One I became convinced that we could teach T-38 stall and sink rate recognition better than we were, I really began to dig into things – and made some interesting observations. I was able to get into the ATC archives and found the first edition of the manual used to teach flying the T-38. Out of curiosity, I also looked at the T-33 flight manual. The T-33 was the jet used before we had the T-38. I was astounded to find that the paragraphs on stall recovery were basically the same! At the risk of oversimplification, they both essentially said, ‘Stalls are very dangerous, and if you get into one, it can hurt you.’ Really?
The next thing I did was I looked hard at the 39 stall/sink rate related accidents on file. To help understand the issue, I created a simple matrix: phase of flight (straight-in approach, final turn, short final), configuration (gear up or down, flaps up or down), winds, pattern spacing (e.g. too ‘tight,’ too wide), solo or dual, and so forth. When it was complete it was very revealing. In all cases, the throttles were the common denominator. In each accident they were found to be ‘retarded’ just before onset of either the stall or a high sink rate.

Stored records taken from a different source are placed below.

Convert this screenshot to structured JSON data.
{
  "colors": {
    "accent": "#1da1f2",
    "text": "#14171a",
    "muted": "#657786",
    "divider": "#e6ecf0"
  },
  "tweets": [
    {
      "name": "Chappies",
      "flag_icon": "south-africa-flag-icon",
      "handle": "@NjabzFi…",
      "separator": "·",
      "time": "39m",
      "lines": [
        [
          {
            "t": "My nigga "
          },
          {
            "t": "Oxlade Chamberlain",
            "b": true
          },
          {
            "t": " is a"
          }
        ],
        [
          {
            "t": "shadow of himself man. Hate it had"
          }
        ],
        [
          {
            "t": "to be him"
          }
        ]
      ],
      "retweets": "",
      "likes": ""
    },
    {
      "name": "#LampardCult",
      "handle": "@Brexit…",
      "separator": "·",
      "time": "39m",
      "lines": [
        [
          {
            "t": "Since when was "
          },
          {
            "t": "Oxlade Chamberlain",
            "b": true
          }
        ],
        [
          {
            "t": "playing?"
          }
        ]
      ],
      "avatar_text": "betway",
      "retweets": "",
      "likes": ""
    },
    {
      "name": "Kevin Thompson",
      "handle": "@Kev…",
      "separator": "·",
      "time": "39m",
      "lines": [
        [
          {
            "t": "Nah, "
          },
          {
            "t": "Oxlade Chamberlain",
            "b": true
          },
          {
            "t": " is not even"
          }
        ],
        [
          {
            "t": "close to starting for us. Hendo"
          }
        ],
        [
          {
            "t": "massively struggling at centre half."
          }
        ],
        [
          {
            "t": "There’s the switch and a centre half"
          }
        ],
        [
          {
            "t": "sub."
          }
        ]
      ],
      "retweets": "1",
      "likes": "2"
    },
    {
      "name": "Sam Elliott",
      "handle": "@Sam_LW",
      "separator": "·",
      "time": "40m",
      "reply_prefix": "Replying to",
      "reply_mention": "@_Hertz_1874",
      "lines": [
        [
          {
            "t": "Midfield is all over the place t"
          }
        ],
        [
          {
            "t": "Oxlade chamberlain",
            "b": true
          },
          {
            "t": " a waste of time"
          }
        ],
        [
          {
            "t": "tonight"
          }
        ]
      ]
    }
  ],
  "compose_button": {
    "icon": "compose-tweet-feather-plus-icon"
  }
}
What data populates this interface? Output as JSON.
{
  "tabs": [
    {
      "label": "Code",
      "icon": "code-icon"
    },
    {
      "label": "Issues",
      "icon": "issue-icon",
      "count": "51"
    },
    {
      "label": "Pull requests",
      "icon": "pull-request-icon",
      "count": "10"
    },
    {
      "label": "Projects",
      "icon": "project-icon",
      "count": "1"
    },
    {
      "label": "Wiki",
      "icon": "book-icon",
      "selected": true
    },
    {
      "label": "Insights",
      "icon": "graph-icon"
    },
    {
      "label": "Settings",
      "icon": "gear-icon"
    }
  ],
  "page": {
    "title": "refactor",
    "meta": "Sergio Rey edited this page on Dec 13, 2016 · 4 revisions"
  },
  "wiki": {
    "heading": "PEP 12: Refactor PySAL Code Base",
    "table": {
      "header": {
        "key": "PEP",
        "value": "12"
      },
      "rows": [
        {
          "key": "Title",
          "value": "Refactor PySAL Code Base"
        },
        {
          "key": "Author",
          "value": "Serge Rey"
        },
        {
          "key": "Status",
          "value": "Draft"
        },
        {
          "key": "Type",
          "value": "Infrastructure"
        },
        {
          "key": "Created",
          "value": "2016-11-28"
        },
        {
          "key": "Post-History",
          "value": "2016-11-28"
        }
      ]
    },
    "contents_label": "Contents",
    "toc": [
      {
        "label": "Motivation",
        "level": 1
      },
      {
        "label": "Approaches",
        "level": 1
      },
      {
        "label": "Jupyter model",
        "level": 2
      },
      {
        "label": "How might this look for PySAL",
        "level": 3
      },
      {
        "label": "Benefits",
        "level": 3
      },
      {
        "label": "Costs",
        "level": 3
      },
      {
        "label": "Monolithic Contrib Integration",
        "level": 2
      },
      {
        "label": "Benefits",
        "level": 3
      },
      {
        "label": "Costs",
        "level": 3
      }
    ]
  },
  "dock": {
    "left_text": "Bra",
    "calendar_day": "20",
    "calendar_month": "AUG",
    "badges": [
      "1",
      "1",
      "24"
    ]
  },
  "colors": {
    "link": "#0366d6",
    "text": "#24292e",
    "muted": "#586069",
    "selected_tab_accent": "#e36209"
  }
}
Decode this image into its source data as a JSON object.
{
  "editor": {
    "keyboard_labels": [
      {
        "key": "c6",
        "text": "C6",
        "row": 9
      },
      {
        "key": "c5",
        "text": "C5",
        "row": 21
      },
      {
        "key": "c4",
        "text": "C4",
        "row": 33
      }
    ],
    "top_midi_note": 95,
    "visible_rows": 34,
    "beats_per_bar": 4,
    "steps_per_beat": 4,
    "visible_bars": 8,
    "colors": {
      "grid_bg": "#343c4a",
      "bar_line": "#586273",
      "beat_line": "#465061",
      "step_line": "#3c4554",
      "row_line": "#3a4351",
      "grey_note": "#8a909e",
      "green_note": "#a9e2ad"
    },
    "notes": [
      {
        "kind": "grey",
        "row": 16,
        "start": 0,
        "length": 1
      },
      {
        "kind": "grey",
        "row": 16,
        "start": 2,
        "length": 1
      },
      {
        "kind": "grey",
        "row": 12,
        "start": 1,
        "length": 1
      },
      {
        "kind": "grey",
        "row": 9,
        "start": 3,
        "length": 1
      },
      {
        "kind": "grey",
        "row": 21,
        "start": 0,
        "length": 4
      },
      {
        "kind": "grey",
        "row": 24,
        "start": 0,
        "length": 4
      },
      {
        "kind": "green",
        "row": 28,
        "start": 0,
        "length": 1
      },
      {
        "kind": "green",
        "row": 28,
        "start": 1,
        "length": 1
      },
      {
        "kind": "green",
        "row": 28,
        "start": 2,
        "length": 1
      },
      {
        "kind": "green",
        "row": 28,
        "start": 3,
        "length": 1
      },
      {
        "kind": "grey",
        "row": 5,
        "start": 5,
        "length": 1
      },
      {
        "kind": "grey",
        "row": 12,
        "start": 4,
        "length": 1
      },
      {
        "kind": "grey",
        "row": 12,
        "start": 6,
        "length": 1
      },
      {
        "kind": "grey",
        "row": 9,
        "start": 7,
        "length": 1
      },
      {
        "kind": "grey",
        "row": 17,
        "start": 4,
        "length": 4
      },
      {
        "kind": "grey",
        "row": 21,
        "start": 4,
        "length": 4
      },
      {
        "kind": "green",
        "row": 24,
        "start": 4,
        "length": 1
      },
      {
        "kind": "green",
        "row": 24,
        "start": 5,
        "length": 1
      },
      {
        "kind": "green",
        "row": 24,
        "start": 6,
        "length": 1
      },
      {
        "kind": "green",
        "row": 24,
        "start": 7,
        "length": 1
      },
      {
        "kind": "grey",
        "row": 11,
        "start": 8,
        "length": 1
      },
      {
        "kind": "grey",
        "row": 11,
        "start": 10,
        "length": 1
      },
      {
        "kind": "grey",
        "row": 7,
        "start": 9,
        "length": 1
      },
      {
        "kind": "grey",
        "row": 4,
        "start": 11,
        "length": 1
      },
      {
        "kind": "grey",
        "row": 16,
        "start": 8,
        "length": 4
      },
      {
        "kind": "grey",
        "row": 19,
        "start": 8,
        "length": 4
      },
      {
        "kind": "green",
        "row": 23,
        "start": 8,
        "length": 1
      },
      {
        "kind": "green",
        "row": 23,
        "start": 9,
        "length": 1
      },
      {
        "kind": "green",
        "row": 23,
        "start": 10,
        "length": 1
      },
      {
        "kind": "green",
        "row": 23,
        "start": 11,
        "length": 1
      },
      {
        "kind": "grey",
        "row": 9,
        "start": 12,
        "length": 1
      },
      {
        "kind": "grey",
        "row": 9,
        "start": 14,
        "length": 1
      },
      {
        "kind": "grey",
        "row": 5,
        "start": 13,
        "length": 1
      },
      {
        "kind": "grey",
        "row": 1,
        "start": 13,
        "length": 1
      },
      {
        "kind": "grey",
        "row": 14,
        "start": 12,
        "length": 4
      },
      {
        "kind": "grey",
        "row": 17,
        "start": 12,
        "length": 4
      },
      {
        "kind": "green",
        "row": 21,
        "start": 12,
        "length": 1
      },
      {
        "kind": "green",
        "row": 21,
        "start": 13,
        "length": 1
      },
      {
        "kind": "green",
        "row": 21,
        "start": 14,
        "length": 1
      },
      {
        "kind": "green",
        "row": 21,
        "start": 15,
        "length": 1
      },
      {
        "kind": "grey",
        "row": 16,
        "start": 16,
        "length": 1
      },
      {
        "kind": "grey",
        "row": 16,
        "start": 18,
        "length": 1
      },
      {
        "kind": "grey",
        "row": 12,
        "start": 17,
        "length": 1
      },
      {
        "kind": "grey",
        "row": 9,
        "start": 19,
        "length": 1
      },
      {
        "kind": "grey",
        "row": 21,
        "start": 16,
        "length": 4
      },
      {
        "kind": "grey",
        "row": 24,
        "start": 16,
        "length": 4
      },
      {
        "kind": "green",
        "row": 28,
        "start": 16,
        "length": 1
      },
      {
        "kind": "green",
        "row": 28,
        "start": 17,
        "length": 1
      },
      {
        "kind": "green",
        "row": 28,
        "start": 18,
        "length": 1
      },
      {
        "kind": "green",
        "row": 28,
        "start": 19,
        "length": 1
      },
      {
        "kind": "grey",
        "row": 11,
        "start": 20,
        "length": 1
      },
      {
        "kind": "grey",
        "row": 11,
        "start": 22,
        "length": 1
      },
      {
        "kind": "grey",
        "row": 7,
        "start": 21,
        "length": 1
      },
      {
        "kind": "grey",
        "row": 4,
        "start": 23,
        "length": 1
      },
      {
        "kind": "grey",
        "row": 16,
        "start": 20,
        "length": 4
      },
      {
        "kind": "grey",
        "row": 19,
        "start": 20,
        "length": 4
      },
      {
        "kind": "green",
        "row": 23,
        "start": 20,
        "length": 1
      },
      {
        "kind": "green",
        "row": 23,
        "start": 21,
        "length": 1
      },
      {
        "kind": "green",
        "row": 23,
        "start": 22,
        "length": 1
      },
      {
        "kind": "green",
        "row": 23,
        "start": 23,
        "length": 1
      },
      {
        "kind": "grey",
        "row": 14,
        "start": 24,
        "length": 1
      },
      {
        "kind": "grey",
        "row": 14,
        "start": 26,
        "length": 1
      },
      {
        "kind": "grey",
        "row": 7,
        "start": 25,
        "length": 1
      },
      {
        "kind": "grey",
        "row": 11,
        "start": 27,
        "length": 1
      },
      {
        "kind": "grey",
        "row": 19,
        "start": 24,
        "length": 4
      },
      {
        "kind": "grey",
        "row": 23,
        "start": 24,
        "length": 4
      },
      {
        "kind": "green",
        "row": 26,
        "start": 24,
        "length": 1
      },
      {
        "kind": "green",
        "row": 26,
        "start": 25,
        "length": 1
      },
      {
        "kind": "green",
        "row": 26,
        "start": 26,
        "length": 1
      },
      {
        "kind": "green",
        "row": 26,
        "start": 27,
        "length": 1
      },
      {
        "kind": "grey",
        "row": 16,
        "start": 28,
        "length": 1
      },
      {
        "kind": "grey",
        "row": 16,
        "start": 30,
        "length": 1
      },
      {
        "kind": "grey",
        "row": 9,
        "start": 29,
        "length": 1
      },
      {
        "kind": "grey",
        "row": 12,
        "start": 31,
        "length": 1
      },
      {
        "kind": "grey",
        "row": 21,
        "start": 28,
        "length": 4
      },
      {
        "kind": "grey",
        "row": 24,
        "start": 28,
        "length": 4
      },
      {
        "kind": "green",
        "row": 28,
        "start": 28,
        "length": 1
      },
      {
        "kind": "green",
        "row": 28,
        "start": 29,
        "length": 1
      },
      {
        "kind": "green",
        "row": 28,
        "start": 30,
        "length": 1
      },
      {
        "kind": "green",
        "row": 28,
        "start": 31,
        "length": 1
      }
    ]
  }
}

The T-38 stall characteristics are very obvious. On the other hand, the onset of a high sink rate is very insidious. Yes, these accidents were ‘stall’ related, but the real problem was the induced high sink rate. Now I had a problem!
ATC in those days was very parochial in it’s thinking. Yes, ‘they’ were open to new thoughts – as long as they were their new thoughts. I knew if I went up to Command to present my idea, I would more than likely be “shot in the face.” So I decided to put together a “package” that couldn’t be refuted. I had been taught early on, just don’t go to your boss with a problem; have a solution in hand when you go in to see him/her.
So, now that I had a deeper understanding of the problem at hand, I began to work on a solution – developing a ride in the jet, solely dedicated to exploring T-38 stall and sink rate characteristics in various configurations, in various phases of flight.
About this time I floated my idea with my former squadron commander, Nick A. who had gone to Command Stan Eval. He really liked the idea, and encouraged me to accelerate development. We were scheduled for a Stan/Eval inspection later the summer, and he thought that would really be a “feather in our cap.” So, I cleared everything on my plate and began working on the details of the ride.
As the Chief of Stan Eval at Randolph, I could get a jet just about any time I wanted to. That made things relatively convenient. From my matrix, I had somewhat of an idea of how I wanted to structure the ride. Then I sought out the ‘experience’ we had on base; guys who had flown the T-38 ‘forever.’ The ideas and suggestions then began to really flow in, and soon the ride came together. I had never in my life sat thought so many stalls or high sink rates! But I gained a real appreciation of how beneficial this ride could be.